**WHAT YOU NEED TO DO**
Would you please give all the lines below again, exactly as they stand?

**EXCERPTED RECORDS**
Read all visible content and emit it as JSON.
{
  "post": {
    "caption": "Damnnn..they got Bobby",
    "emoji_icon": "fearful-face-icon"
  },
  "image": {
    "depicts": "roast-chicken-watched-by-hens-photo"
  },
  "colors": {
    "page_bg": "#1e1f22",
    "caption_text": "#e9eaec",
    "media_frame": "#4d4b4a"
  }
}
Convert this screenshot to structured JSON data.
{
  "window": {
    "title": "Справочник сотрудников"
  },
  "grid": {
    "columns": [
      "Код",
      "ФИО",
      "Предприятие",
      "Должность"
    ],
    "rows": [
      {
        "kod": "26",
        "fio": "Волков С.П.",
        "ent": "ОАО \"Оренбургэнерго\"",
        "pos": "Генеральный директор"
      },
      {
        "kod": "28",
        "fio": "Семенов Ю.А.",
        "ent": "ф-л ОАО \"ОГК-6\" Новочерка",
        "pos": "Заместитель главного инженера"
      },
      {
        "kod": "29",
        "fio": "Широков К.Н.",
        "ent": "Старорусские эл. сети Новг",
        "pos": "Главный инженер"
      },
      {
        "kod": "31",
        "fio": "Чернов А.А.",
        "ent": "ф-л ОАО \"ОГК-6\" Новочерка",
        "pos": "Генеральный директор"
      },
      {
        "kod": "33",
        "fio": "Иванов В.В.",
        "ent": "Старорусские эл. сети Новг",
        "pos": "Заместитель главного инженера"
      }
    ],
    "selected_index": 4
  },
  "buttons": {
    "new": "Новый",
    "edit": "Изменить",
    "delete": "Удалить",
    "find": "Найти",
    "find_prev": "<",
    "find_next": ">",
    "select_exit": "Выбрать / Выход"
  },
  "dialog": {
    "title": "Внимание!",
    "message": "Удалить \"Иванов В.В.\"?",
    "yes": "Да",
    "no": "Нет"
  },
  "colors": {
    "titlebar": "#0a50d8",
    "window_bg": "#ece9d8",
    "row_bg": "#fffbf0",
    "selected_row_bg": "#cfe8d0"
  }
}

**OUTPUT OF THE EXERCISE**
Read all visible content and emit it as JSON.
{
  "post": {
    "caption": "Damnnn..they got Bobby",
    "emoji_icon": "fearful-face-icon"
  },
  "image": {
    "depicts": "roast-chicken-watched-by-hens-photo"
  },
  "colors": {
    "page_bg": "#1e1f22",
    "caption_text": "#e9eaec",
    "media_frame": "#4d4b4a"
  }
}
Convert this screenshot to structured JSON data.
{
  "window": {
    "title": "Справочник сотрудников"
  },
  "grid": {
    "columns": [
      "Код",
      "ФИО",
      "Предприятие",
      "Должность"
    ],
    "rows": [
      {
        "kod": "26",
        "fio": "Волков С.П.",
        "ent": "ОАО \"Оренбургэнерго\"",
        "pos": "Генеральный директор"
      },
      {
        "kod": "28",
        "fio": "Семенов Ю.А.",
        "ent": "ф-л ОАО \"ОГК-6\" Новочерка",
        "pos": "Заместитель главного инженера"
      },
      {
        "kod": "29",
        "fio": "Широков К.Н.",
        "ent": "Старорусские эл. сети Новг",
        "pos": "Главный инженер"
      },
      {
        "kod": "31",
        "fio": "Чернов А.А.",
        "ent": "ф-л ОАО \"ОГК-6\" Новочерка",
        "pos": "Генеральный директор"
      },
      {
        "kod": "33",
        "fio": "Иванов В.В.",
        "ent": "Старорусские эл. сети Новг",
        "pos": "Заместитель главного инженера"
      }
    ],
    "selected_index": 4
  },
  "buttons": {
    "new": "Новый",
    "edit": "Изменить",
    "delete": "Удалить",
    "find": "Найти",
    "find_prev": "<",
    "find_next": ">",
    "select_exit": "Выбрать / Выход"
  },
  "dialog": {
    "title": "Внимание!",
    "message": "Удалить \"Иванов В.В.\"?",
    "yes": "Да",
    "no": "Нет"
  },
  "colors": {
    "titlebar": "#0a50d8",
    "window_bg": "#ece9d8",
    "row_bg": "#fffbf0",
    "selected_row_bg": "#cfe8d0"
  }
}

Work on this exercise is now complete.